***** EXERCISE MATERIAL

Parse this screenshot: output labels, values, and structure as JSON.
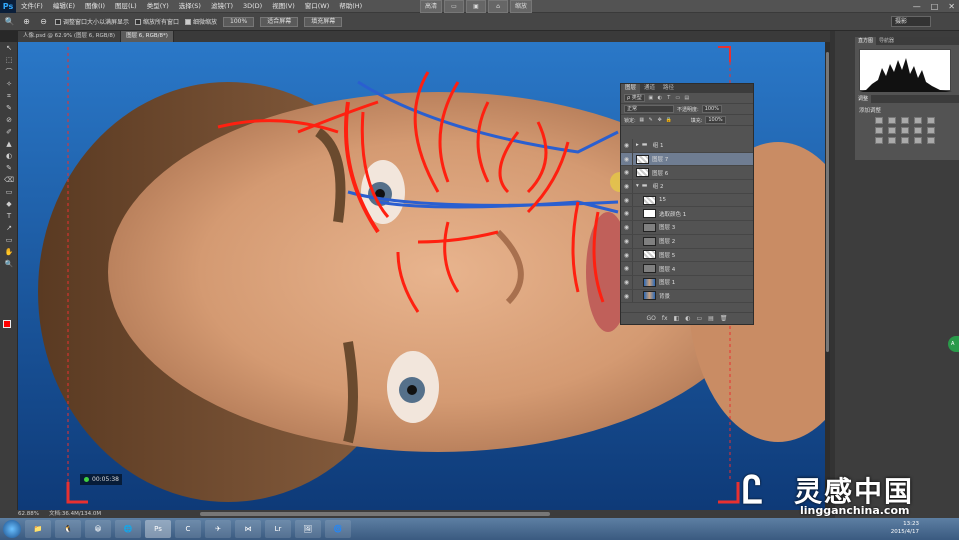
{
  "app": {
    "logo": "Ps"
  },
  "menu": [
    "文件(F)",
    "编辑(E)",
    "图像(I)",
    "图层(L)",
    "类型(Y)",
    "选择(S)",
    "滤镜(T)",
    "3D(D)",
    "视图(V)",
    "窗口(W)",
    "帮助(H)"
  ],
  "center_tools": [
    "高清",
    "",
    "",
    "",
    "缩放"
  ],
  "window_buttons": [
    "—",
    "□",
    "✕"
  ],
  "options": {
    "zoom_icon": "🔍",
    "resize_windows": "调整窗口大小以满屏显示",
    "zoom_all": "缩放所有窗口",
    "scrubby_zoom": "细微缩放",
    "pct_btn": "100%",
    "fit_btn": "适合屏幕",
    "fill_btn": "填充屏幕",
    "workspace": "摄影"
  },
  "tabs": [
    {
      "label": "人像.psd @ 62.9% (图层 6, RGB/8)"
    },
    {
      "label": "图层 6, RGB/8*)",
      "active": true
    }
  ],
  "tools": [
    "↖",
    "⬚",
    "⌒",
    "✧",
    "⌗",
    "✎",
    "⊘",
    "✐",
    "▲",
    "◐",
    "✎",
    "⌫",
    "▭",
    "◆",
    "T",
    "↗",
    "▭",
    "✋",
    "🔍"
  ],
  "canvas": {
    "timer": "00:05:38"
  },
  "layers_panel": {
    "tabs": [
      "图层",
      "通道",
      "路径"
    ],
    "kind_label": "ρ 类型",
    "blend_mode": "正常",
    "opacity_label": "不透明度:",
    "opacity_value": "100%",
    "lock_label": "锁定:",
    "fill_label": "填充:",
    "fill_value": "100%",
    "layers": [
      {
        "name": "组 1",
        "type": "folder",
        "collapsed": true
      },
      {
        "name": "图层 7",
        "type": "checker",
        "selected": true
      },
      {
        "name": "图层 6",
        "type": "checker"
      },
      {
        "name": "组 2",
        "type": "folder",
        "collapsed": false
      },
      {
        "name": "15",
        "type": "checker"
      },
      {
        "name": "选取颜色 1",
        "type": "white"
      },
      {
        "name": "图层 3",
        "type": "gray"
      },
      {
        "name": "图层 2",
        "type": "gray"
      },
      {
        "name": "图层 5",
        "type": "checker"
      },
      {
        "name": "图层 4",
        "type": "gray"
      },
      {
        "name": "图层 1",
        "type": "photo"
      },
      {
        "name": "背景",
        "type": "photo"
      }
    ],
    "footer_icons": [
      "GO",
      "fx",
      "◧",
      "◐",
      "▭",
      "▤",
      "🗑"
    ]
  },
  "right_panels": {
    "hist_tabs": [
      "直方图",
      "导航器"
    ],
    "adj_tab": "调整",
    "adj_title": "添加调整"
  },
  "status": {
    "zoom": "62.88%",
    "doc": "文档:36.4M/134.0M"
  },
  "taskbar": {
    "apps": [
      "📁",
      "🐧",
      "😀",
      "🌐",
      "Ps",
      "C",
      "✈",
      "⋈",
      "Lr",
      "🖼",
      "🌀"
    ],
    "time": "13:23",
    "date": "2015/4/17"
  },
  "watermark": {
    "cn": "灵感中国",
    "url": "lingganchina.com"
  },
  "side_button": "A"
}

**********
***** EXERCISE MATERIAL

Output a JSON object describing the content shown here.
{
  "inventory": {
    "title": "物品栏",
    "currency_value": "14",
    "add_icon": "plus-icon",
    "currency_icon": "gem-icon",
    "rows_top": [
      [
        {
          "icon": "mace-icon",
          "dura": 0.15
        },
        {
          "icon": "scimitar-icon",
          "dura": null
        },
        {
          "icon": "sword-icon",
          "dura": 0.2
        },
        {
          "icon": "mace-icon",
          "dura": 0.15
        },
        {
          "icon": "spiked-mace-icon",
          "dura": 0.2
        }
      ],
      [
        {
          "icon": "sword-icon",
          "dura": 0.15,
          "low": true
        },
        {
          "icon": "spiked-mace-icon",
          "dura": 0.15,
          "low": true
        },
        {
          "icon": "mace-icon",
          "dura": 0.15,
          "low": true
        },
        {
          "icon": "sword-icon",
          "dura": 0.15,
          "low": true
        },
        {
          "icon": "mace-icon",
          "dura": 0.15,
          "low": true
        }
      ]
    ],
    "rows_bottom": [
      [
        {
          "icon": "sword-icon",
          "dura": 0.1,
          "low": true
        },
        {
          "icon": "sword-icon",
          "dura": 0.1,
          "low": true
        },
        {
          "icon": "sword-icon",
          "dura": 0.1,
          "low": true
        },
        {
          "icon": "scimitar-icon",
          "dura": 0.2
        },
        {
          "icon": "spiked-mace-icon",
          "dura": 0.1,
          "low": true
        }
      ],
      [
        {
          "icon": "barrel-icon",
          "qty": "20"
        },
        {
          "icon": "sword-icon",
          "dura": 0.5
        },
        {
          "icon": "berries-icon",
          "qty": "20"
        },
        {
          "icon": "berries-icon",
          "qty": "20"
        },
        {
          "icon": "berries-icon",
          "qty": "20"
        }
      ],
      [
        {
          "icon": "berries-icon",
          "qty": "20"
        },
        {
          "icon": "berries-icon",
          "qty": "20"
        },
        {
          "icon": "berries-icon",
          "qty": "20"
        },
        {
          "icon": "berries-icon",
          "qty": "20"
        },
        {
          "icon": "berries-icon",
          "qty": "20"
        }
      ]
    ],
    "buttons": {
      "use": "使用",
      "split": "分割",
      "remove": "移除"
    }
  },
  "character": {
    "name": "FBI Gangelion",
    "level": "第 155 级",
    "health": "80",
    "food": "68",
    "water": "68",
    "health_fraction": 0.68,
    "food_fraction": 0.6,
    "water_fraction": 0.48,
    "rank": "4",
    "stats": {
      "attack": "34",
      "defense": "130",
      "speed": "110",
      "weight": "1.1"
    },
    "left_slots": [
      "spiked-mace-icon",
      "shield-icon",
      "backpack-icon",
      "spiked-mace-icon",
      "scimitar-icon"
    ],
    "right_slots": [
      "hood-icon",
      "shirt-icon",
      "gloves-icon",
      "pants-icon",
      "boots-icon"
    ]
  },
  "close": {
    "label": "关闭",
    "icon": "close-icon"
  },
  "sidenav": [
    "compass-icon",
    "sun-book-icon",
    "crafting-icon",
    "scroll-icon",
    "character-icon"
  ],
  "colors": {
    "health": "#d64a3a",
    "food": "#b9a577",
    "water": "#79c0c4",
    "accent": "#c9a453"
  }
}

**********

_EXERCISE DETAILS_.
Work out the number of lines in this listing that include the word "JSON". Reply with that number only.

_WRITTEN ANSWER_.
2